The US Survey foot, yard, and mile can be obtained by using the `US’ prefix. These units differ slightly from the international length units. They were in use until 1959, but for geographic surveys, they are still used. The acre is officially defined in terms of the US Survey foot. If you want an acre defined according to the international foot, use `intacre’. The difference between these units is about 4 parts per million. The British also used a slightly different length measure before 1959. These can be obtained with the prefix `UK’.
When searching for a unit, if the specified string does not appear exactly as a unit name, then the `units’ program will try to remove a trailing `s’ or a trailing `es’. If that fails, `units’ will check for a prefix.
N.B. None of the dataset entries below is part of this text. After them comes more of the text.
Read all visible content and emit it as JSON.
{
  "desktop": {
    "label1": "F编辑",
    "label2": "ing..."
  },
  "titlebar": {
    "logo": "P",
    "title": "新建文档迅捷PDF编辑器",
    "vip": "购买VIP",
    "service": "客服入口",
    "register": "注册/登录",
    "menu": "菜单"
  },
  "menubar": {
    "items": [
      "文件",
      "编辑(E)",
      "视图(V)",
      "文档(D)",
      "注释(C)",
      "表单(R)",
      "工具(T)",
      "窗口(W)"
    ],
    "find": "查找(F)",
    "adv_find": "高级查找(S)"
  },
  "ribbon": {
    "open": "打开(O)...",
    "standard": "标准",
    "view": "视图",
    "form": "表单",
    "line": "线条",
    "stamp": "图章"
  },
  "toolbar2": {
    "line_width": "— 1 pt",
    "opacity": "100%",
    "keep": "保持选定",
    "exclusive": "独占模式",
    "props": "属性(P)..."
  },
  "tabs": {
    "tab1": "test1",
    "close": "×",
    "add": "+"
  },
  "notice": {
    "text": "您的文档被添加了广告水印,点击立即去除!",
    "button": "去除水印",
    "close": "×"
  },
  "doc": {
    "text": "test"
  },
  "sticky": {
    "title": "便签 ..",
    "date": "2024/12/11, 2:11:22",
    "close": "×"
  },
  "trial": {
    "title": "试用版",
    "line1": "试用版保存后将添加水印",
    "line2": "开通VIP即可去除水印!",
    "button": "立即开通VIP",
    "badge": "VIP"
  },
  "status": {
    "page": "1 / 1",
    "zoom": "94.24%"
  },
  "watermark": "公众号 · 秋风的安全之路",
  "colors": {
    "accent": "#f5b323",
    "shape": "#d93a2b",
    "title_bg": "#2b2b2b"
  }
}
All of the standard metric prefixes are defined.
To find out what units and prefixes are available, read the standard units data file.
All of the units and prefixes that `units’ can convert are defined in the units data file. If you want to add your own units, you can supply your own file.
A unit is specified on a single line by giving its name and an equivalence. Comments start with a `#’ character, which can appear anywhere in a line. Be careful to define new units in terms of old ones so that a reduction leads to the primitive units, which are marked with `!’ characters. When adding new units, be sure to use the `c’ option to check that the new units reduce properly. If you define any units which contain `+’ characters, carefully check them because the `c’ option will not catch nonconformable sums. If you create a loop in the units definitions, then `units’ will hang when invoked with the `c’ options. You will need to use the `checkverbose’ option which prints out each unit as it checks them. The program will still hang, but the last unit printed will be the unit which caused the infinite loop.
Here is an example of a short units file that defines some basic units:
m 
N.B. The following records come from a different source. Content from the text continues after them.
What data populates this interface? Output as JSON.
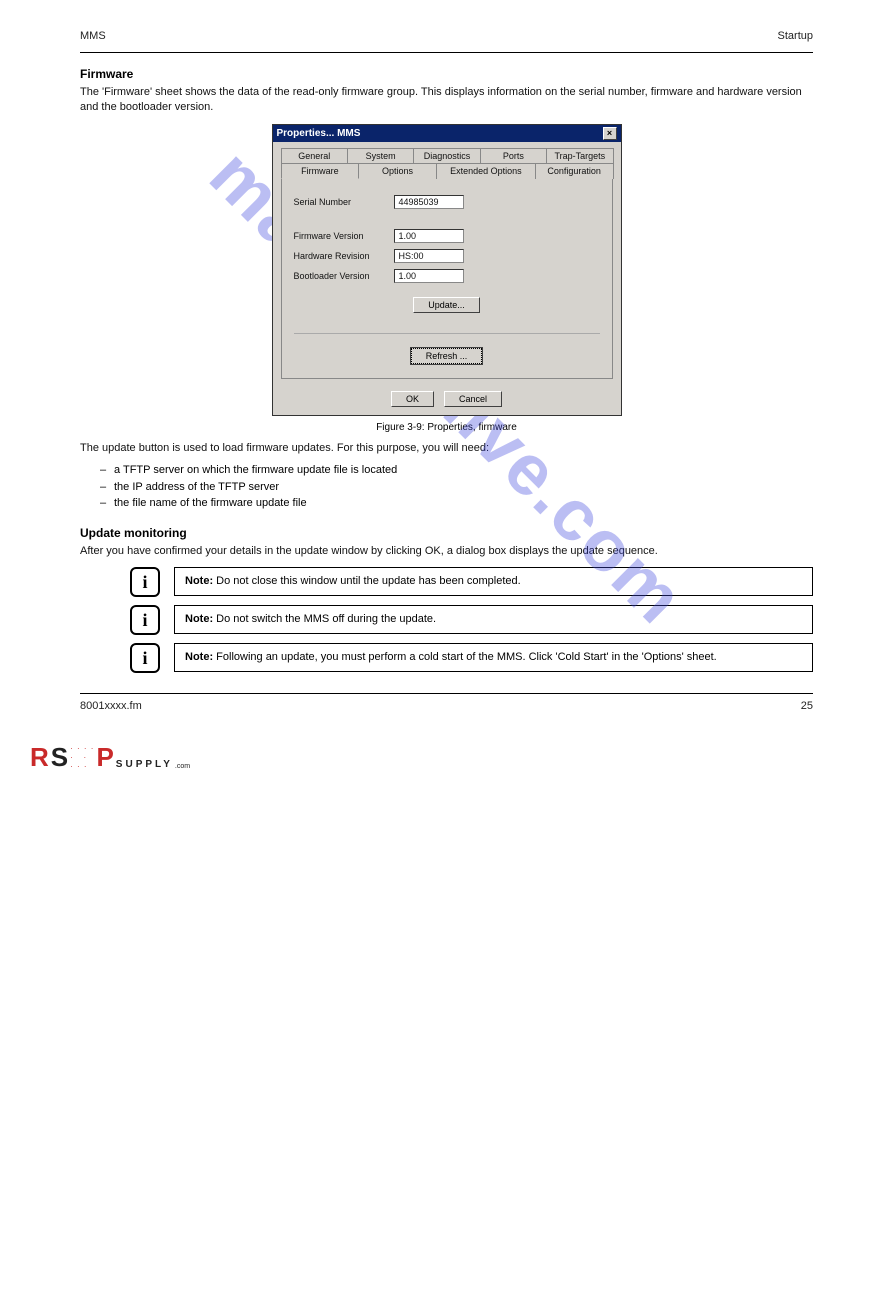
{
  "header": {
    "left": "MMS",
    "right": "Startup"
  },
  "section1": {
    "title": "Firmware",
    "p1": "The 'Firmware' sheet shows the data of the read-only firmware group. This displays information on the serial number, firmware and hardware version and the bootloader version."
  },
  "dialog": {
    "title": "Properties... MMS",
    "tabsRow1": [
      "General",
      "System",
      "Diagnostics",
      "Ports",
      "Trap-Targets"
    ],
    "tabsRow2": [
      "Firmware",
      "Options",
      "Extended Options",
      "Configuration"
    ],
    "fields": {
      "serial": {
        "label": "Serial Number",
        "value": "44985039"
      },
      "fw": {
        "label": "Firmware Version",
        "value": "1.00"
      },
      "hw": {
        "label": "Hardware Revision",
        "value": "HS:00"
      },
      "boot": {
        "label": "Bootloader Version",
        "value": "1.00"
      }
    },
    "buttons": {
      "update": "Update...",
      "refresh": "Refresh ...",
      "ok": "OK",
      "cancel": "Cancel"
    }
  },
  "figure": {
    "caption": "Figure 3-9: Properties, firmware"
  },
  "section2": {
    "p_intro": "The update button is used to load firmware updates. For this purpose, you will need:",
    "picks": [
      "a TFTP server on which the firmware update file is located",
      "the IP address of the TFTP server",
      "the file name of the firmware update file"
    ]
  },
  "update": {
    "title": "Update monitoring",
    "p1": "After you have confirmed your details in the update window by clicking OK, a dialog box displays the update sequence."
  },
  "notes": {
    "n1": {
      "label": "Note:",
      "text": "Do not close this window until the update has been completed."
    },
    "n2": {
      "label": "Note:",
      "text": "Do not switch the MMS off during the update."
    },
    "n3": {
      "label": "Note:",
      "text": "Following an update, you must perform a cold start of the MMS. Click 'Cold Start' in the 'Options' sheet."
    }
  },
  "footer": {
    "left": "8001xxxx.fm",
    "right": "25"
  },
  "watermark": "manualshive.com",
  "logo": {
    "supply": "SUPPLY",
    "com": ".com"
  }
}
! 
# The meter is a primitive unit  
sec 

! 
# The second is a primitive unit  
micro 

1e6 
# Define a prefix  
minute 

60 sec 
# A minute is 60 seconds  
hour 

60 min 
# An hour is 60 minutes  
inch 

0.0254 m 
# Inch defined in terms of meters  
ft 

12 inches 
# The foot defined in terms of inches  
mile 

5280 ft 
# And the mile 
A unit which ends with a `’ character is a prefix. If a prefix contains a `/’ character, then when it is applied to a unit, that unit will be in the denominator. So the definition `half 1/2’ would give a `halfmeter’ equal to `1 / 2 meter’. For this reason, the `/’ character should be avoided in prefixes.
If the `readline’ package has been compiled in, then when `units’ is used interactively, numerous command line editing features are available. To check if your version of `units’ includes the readline, invoke the program with the `version’ option.
For complete information about readline, consult the documentation for the readline package. Without any configuration, `units’ will allow editing in the style of emacs. Of particular use with `units’ are the completion commands.
If you type a few characters and then hit `ESC’ followed by the `?’ key then `units’ will display a list of all the units which start with the characters typed. For example, if you type `metr’ and then request completion, you will see something like this:
You have: metr
metre metriccup metrichorsepower metrictenth
metretes metricfifth metricounce metricton
metriccarat metricgrain metricquart metricyarncount
You have: metr
If there is a unique way to complete a unitname, you can hit the tab key and `units’ will provide the rest of the unit name. If `units’ beeps, it means that there is no unique completion. Pressing the tab key a second time will print the list of all completions.
/usr/share/units.dat  the standard units data file
Adrian Mariano (adrian@cam.cornell.edu)
units(1)